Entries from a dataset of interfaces
==*==
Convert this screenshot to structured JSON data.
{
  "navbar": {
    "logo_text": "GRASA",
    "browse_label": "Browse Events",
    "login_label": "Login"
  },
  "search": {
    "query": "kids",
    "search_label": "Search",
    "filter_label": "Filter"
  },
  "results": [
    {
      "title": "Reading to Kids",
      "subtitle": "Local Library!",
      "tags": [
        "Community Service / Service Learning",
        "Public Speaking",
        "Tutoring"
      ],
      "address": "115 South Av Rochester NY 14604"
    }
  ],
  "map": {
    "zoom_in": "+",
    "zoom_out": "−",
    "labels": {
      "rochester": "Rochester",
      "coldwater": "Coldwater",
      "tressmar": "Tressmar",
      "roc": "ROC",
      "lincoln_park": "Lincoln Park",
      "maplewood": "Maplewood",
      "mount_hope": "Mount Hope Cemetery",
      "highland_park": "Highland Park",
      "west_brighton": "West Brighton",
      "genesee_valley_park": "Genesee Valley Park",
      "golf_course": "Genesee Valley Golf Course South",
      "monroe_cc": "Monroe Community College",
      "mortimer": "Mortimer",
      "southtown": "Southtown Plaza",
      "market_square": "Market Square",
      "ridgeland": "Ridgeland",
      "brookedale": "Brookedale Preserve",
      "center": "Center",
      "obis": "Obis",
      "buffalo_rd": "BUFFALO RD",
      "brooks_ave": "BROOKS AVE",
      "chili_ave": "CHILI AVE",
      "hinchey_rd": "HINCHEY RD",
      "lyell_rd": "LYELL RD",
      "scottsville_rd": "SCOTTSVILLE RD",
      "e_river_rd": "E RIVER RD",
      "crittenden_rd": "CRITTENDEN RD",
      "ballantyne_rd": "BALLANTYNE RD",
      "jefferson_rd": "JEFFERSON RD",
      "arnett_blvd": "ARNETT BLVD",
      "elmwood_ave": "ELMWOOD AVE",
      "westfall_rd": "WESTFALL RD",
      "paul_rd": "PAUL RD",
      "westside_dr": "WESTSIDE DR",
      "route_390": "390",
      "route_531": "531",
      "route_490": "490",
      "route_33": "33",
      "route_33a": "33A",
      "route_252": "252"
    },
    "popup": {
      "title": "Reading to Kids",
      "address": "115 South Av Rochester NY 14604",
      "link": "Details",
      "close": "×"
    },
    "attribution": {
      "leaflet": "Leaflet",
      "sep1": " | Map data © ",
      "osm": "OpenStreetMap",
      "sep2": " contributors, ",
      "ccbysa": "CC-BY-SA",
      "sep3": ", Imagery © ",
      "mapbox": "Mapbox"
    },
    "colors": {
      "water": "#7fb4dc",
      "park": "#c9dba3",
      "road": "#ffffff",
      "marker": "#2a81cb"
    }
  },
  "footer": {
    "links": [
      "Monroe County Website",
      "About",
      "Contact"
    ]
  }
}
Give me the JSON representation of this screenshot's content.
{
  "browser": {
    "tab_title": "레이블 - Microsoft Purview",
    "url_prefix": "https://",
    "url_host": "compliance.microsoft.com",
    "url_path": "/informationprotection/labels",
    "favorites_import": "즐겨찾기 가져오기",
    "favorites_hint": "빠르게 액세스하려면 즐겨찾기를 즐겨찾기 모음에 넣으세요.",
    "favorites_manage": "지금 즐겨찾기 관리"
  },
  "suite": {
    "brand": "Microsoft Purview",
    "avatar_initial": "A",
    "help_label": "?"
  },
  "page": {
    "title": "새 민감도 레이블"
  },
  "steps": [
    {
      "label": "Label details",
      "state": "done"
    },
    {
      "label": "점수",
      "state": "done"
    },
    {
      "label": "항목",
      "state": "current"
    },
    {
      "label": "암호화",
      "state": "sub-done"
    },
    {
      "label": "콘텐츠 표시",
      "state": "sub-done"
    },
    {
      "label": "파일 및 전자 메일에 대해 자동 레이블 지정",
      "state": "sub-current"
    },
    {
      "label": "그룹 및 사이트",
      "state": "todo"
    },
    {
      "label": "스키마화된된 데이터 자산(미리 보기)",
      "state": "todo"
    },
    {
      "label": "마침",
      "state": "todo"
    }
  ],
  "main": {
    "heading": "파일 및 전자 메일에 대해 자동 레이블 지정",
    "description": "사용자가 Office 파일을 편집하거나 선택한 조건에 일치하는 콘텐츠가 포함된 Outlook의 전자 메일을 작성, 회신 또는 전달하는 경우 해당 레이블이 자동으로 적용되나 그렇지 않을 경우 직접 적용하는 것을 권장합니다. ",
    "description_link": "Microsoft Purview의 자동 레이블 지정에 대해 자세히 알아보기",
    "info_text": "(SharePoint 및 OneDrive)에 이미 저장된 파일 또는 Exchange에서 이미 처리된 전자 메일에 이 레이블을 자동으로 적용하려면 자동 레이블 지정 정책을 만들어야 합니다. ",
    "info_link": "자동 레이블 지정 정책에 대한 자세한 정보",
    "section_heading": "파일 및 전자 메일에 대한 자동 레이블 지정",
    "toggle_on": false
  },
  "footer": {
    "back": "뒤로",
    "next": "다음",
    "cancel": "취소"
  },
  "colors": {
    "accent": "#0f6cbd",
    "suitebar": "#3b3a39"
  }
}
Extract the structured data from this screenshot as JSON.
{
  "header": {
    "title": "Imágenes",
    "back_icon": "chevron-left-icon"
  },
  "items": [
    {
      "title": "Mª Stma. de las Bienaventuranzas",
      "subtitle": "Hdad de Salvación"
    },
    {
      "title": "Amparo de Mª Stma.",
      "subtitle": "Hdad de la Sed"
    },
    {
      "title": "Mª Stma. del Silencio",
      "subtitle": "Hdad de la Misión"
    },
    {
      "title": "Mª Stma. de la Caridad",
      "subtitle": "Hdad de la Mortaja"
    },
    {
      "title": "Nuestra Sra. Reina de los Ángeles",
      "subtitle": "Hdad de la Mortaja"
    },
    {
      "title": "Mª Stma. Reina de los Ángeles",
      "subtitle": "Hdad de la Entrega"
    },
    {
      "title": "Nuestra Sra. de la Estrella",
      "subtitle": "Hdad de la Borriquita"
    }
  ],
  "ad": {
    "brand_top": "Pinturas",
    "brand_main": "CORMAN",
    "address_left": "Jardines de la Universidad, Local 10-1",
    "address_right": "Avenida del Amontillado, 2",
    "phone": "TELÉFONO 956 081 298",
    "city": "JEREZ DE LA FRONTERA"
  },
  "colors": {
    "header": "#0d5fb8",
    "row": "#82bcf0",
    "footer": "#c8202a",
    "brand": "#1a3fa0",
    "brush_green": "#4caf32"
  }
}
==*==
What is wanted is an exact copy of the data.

Convert this screenshot to structured JSON data.
{
  "navbar": {
    "logo_text": "GRASA",
    "browse_label": "Browse Events",
    "login_label": "Login"
  },
  "search": {
    "query": "kids",
    "search_label": "Search",
    "filter_label": "Filter"
  },
  "results": [
    {
      "title": "Reading to Kids",
      "subtitle": "Local Library!",
      "tags": [
        "Community Service / Service Learning",
        "Public Speaking",
        "Tutoring"
      ],
      "address": "115 South Av Rochester NY 14604"
    }
  ],
  "map": {
    "zoom_in": "+",
    "zoom_out": "−",
    "labels": {
      "rochester": "Rochester",
      "coldwater": "Coldwater",
      "tressmar": "Tressmar",
      "roc": "ROC",
      "lincoln_park": "Lincoln Park",
      "maplewood": "Maplewood",
      "mount_hope": "Mount Hope Cemetery",
      "highland_park": "Highland Park",
      "west_brighton": "West Brighton",
      "genesee_valley_park": "Genesee Valley Park",
      "golf_course": "Genesee Valley Golf Course South",
      "monroe_cc": "Monroe Community College",
      "mortimer": "Mortimer",
      "southtown": "Southtown Plaza",
      "market_square": "Market Square",
      "ridgeland": "Ridgeland",
      "brookedale": "Brookedale Preserve",
      "center": "Center",
      "obis": "Obis",
      "buffalo_rd": "BUFFALO RD",
      "brooks_ave": "BROOKS AVE",
      "chili_ave": "CHILI AVE",
      "hinchey_rd": "HINCHEY RD",
      "lyell_rd": "LYELL RD",
      "scottsville_rd": "SCOTTSVILLE RD",
      "e_river_rd": "E RIVER RD",
      "crittenden_rd": "CRITTENDEN RD",
      "ballantyne_rd": "BALLANTYNE RD",
      "jefferson_rd": "JEFFERSON RD",
      "arnett_blvd": "ARNETT BLVD",
      "elmwood_ave": "ELMWOOD AVE",
      "westfall_rd": "WESTFALL RD",
      "paul_rd": "PAUL RD",
      "westside_dr": "WESTSIDE DR",
      "route_390": "390",
      "route_531": "531",
      "route_490": "490",
      "route_33": "33",
      "route_33a": "33A",
      "route_252": "252"
    },
    "popup": {
      "title": "Reading to Kids",
      "address": "115 South Av Rochester NY 14604",
      "link": "Details",
      "close": "×"
    },
    "attribution": {
      "leaflet": "Leaflet",
      "sep1": " | Map data © ",
      "osm": "OpenStreetMap",
      "sep2": " contributors, ",
      "ccbysa": "CC-BY-SA",
      "sep3": ", Imagery © ",
      "mapbox": "Mapbox"
    },
    "colors": {
      "water": "#7fb4dc",
      "park": "#c9dba3",
      "road": "#ffffff",
      "marker": "#2a81cb"
    }
  },
  "footer": {
    "links": [
      "Monroe County Website",
      "About",
      "Contact"
    ]
  }
}
Give me the JSON representation of this screenshot's content.
{
  "browser": {
    "tab_title": "레이블 - Microsoft Purview",
    "url_prefix": "https://",
    "url_host": "compliance.microsoft.com",
    "url_path": "/informationprotection/labels",
    "favorites_import": "즐겨찾기 가져오기",
    "favorites_hint": "빠르게 액세스하려면 즐겨찾기를 즐겨찾기 모음에 넣으세요.",
    "favorites_manage": "지금 즐겨찾기 관리"
  },
  "suite": {
    "brand": "Microsoft Purview",
    "avatar_initial": "A",
    "help_label": "?"
  },
  "page": {
    "title": "새 민감도 레이블"
  },
  "steps": [
    {
      "label": "Label details",
      "state": "done"
    },
    {
      "label": "점수",
      "state": "done"
    },
    {
      "label": "항목",
      "state": "current"
    },
    {
      "label": "암호화",
      "state": "sub-done"
    },
    {
      "label": "콘텐츠 표시",
      "state": "sub-done"
    },
    {
      "label": "파일 및 전자 메일에 대해 자동 레이블 지정",
      "state": "sub-current"
    },
    {
      "label": "그룹 및 사이트",
      "state": "todo"
    },
    {
      "label": "스키마화된된 데이터 자산(미리 보기)",
      "state": "todo"
    },
    {
      "label": "마침",
      "state": "todo"
    }
  ],
  "main": {
    "heading": "파일 및 전자 메일에 대해 자동 레이블 지정",
    "description": "사용자가 Office 파일을 편집하거나 선택한 조건에 일치하는 콘텐츠가 포함된 Outlook의 전자 메일을 작성, 회신 또는 전달하는 경우 해당 레이블이 자동으로 적용되나 그렇지 않을 경우 직접 적용하는 것을 권장합니다. ",
    "description_link": "Microsoft Purview의 자동 레이블 지정에 대해 자세히 알아보기",
    "info_text": "(SharePoint 및 OneDrive)에 이미 저장된 파일 또는 Exchange에서 이미 처리된 전자 메일에 이 레이블을 자동으로 적용하려면 자동 레이블 지정 정책을 만들어야 합니다. ",
    "info_link": "자동 레이블 지정 정책에 대한 자세한 정보",
    "section_heading": "파일 및 전자 메일에 대한 자동 레이블 지정",
    "toggle_on": false
  },
  "footer": {
    "back": "뒤로",
    "next": "다음",
    "cancel": "취소"
  },
  "colors": {
    "accent": "#0f6cbd",
    "suitebar": "#3b3a39"
  }
}
Extract the structured data from this screenshot as JSON.
{
  "header": {
    "title": "Imágenes",
    "back_icon": "chevron-left-icon"
  },
  "items": [
    {
      "title": "Mª Stma. de las Bienaventuranzas",
      "subtitle": "Hdad de Salvación"
    },
    {
      "title": "Amparo de Mª Stma.",
      "subtitle": "Hdad de la Sed"
    },
    {
      "title": "Mª Stma. del Silencio",
      "subtitle": "Hdad de la Misión"
    },
    {
      "title": "Mª Stma. de la Caridad",
      "subtitle": "Hdad de la Mortaja"
    },
    {
      "title": "Nuestra Sra. Reina de los Ángeles",
      "subtitle": "Hdad de la Mortaja"
    },
    {
      "title": "Mª Stma. Reina de los Ángeles",
      "subtitle": "Hdad de la Entrega"
    },
    {
      "title": "Nuestra Sra. de la Estrella",
      "subtitle": "Hdad de la Borriquita"
    }
  ],
  "ad": {
    "brand_top": "Pinturas",
    "brand_main": "CORMAN",
    "address_left": "Jardines de la Universidad, Local 10-1",
    "address_right": "Avenida del Amontillado, 2",
    "phone": "TELÉFONO 956 081 298",
    "city": "JEREZ DE LA FRONTERA"
  },
  "colors": {
    "header": "#0d5fb8",
    "row": "#82bcf0",
    "footer": "#c8202a",
    "brand": "#1a3fa0",
    "brush_green": "#4caf32"
  }
}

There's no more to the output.